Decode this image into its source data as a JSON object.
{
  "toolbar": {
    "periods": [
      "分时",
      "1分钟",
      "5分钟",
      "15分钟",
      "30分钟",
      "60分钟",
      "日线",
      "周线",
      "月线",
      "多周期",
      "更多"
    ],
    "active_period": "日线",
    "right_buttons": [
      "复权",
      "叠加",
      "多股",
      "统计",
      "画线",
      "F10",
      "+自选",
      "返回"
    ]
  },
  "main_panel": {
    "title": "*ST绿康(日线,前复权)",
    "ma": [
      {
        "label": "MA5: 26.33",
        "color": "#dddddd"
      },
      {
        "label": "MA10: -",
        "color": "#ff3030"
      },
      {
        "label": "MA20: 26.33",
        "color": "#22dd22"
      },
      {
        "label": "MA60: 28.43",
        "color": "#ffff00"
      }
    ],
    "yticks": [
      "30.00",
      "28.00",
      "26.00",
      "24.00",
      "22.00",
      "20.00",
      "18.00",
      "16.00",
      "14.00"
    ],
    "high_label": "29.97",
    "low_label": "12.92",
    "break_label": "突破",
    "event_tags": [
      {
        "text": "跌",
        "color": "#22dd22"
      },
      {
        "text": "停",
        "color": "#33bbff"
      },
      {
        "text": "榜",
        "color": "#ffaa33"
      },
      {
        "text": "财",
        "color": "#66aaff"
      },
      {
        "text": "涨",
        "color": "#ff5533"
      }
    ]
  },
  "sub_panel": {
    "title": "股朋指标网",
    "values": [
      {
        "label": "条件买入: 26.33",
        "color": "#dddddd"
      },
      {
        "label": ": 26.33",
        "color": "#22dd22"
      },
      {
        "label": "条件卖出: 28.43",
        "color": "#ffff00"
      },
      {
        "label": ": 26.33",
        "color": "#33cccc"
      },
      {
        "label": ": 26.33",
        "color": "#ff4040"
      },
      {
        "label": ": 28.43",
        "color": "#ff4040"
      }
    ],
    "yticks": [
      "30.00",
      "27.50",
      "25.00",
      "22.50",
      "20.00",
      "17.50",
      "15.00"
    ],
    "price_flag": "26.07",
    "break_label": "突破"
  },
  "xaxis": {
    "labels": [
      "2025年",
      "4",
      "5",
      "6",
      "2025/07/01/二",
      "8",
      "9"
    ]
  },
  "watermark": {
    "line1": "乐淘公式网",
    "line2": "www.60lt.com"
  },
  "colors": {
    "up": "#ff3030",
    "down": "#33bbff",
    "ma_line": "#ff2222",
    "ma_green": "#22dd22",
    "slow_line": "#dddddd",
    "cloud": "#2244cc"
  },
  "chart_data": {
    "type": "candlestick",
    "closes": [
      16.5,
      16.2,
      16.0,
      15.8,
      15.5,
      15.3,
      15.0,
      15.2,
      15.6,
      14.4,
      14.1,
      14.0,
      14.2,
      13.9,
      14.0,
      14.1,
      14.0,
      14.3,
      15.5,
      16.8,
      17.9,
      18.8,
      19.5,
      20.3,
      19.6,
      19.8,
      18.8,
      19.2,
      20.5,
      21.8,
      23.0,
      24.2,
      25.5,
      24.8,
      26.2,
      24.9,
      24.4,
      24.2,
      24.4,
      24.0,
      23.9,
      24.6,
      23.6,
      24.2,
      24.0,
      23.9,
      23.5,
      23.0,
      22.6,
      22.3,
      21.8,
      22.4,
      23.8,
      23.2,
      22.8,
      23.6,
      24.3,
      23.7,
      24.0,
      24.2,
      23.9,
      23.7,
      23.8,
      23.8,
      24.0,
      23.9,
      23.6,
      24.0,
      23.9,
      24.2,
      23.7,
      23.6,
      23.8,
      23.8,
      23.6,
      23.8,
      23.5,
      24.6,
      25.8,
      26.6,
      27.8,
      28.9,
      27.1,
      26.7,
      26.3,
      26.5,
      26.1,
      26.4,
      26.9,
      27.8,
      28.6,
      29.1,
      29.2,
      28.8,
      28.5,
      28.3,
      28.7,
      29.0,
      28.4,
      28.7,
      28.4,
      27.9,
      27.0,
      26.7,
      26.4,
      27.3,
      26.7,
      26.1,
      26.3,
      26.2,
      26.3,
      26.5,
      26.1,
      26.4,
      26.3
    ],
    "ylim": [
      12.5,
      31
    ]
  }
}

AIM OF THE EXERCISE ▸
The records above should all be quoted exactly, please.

TASK ANSWER ▸
Decode this image into its source data as a JSON object.
{
  "toolbar": {
    "periods": [
      "分时",
      "1分钟",
      "5分钟",
      "15分钟",
      "30分钟",
      "60分钟",
      "日线",
      "周线",
      "月线",
      "多周期",
      "更多"
    ],
    "active_period": "日线",
    "right_buttons": [
      "复权",
      "叠加",
      "多股",
      "统计",
      "画线",
      "F10",
      "+自选",
      "返回"
    ]
  },
  "main_panel": {
    "title": "*ST绿康(日线,前复权)",
    "ma": [
      {
        "label": "MA5: 26.33",
        "color": "#dddddd"
      },
      {
        "label": "MA10: -",
        "color": "#ff3030"
      },
      {
        "label": "MA20: 26.33",
        "color": "#22dd22"
      },
      {
        "label": "MA60: 28.43",
        "color": "#ffff00"
      }
    ],
    "yticks": [
      "30.00",
      "28.00",
      "26.00",
      "24.00",
      "22.00",
      "20.00",
      "18.00",
      "16.00",
      "14.00"
    ],
    "high_label": "29.97",
    "low_label": "12.92",
    "break_label": "突破",
    "event_tags": [
      {
        "text": "跌",
        "color": "#22dd22"
      },
      {
        "text": "停",
        "color": "#33bbff"
      },
      {
        "text": "榜",
        "color": "#ffaa33"
      },
      {
        "text": "财",
        "color": "#66aaff"
      },
      {
        "text": "涨",
        "color": "#ff5533"
      }
    ]
  },
  "sub_panel": {
    "title": "股朋指标网",
    "values": [
      {
        "label": "条件买入: 26.33",
        "color": "#dddddd"
      },
      {
        "label": ": 26.33",
        "color": "#22dd22"
      },
      {
        "label": "条件卖出: 28.43",
        "color": "#ffff00"
      },
      {
        "label": ": 26.33",
        "color": "#33cccc"
      },
      {
        "label": ": 26.33",
        "color": "#ff4040"
      },
      {
        "label": ": 28.43",
        "color": "#ff4040"
      }
    ],
    "yticks": [
      "30.00",
      "27.50",
      "25.00",
      "22.50",
      "20.00",
      "17.50",
      "15.00"
    ],
    "price_flag": "26.07",
    "break_label": "突破"
  },
  "xaxis": {
    "labels": [
      "2025年",
      "4",
      "5",
      "6",
      "2025/07/01/二",
      "8",
      "9"
    ]
  },
  "watermark": {
    "line1": "乐淘公式网",
    "line2": "www.60lt.com"
  },
  "colors": {
    "up": "#ff3030",
    "down": "#33bbff",
    "ma_line": "#ff2222",
    "ma_green": "#22dd22",
    "slow_line": "#dddddd",
    "cloud": "#2244cc"
  },
  "chart_data": {
    "type": "candlestick",
    "closes": [
      16.5,
      16.2,
      16.0,
      15.8,
      15.5,
      15.3,
      15.0,
      15.2,
      15.6,
      14.4,
      14.1,
      14.0,
      14.2,
      13.9,
      14.0,
      14.1,
      14.0,
      14.3,
      15.5,
      16.8,
      17.9,
      18.8,
      19.5,
      20.3,
      19.6,
      19.8,
      18.8,
      19.2,
      20.5,
      21.8,
      23.0,
      24.2,
      25.5,
      24.8,
      26.2,
      24.9,
      24.4,
      24.2,
      24.4,
      24.0,
      23.9,
      24.6,
      23.6,
      24.2,
      24.0,
      23.9,
      23.5,
      23.0,
      22.6,
      22.3,
      21.8,
      22.4,
      23.8,
      23.2,
      22.8,
      23.6,
      24.3,
      23.7,
      24.0,
      24.2,
      23.9,
      23.7,
      23.8,
      23.8,
      24.0,
      23.9,
      23.6,
      24.0,
      23.9,
      24.2,
      23.7,
      23.6,
      23.8,
      23.8,
      23.6,
      23.8,
      23.5,
      24.6,
      25.8,
      26.6,
      27.8,
      28.9,
      27.1,
      26.7,
      26.3,
      26.5,
      26.1,
      26.4,
      26.9,
      27.8,
      28.6,
      29.1,
      29.2,
      28.8,
      28.5,
      28.3,
      28.7,
      29.0,
      28.4,
      28.7,
      28.4,
      27.9,
      27.0,
      26.7,
      26.4,
      27.3,
      26.7,
      26.1,
      26.3,
      26.2,
      26.3,
      26.5,
      26.1,
      26.4,
      26.3
    ],
    "ylim": [
      12.5,
      31
    ]
  }
}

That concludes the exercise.